Task details: Each line of the data below should be restated exactly, with images left out.

Data excerpts:
· · · · · · ·

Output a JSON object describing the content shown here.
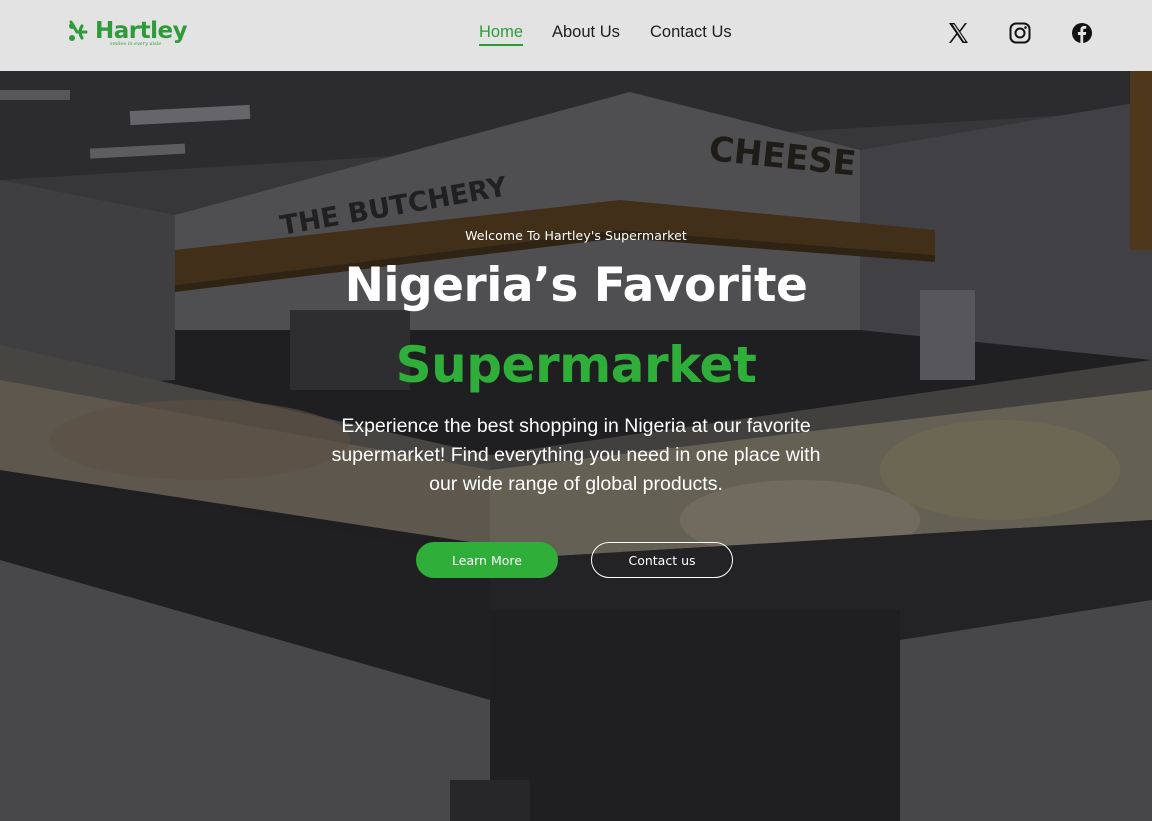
{
  "header": {
    "brand": "Hartley",
    "tagline": "smiles in every aisle",
    "nav": [
      {
        "label": "Home",
        "active": true
      },
      {
        "label": "About Us",
        "active": false
      },
      {
        "label": "Contact Us",
        "active": false
      }
    ],
    "social": [
      "x-icon",
      "instagram-icon",
      "facebook-icon"
    ]
  },
  "hero": {
    "welcome": "Welcome To Hartley's Supermarket",
    "headline_line1": "Nigeria’s Favorite",
    "headline_line2": "Supermarket",
    "description": "Experience the best shopping in Nigeria at our favorite supermarket! Find everything you need in one place with our wide range of global products.",
    "learn_more_label": "Learn More",
    "contact_label": "Contact us",
    "background_signs": [
      "THE BUTCHERY",
      "CHEESE"
    ]
  },
  "colors": {
    "brand_green": "#2fae3a",
    "header_bg": "#e3e3e3",
    "text_dark": "#1d1d1d"
  }
}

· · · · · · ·

Response area:
Output a JSON object describing the content shown here.
{
  "header": {
    "brand": "Hartley",
    "tagline": "smiles in every aisle",
    "nav": [
      {
        "label": "Home",
        "active": true
      },
      {
        "label": "About Us",
        "active": false
      },
      {
        "label": "Contact Us",
        "active": false
      }
    ],
    "social": [
      "x-icon",
      "instagram-icon",
      "facebook-icon"
    ]
  },
  "hero": {
    "welcome": "Welcome To Hartley's Supermarket",
    "headline_line1": "Nigeria’s Favorite",
    "headline_line2": "Supermarket",
    "description": "Experience the best shopping in Nigeria at our favorite supermarket! Find everything you need in one place with our wide range of global products.",
    "learn_more_label": "Learn More",
    "contact_label": "Contact us",
    "background_signs": [
      "THE BUTCHERY",
      "CHEESE"
    ]
  },
  "colors": {
    "brand_green": "#2fae3a",
    "header_bg": "#e3e3e3",
    "text_dark": "#1d1d1d"
  }
}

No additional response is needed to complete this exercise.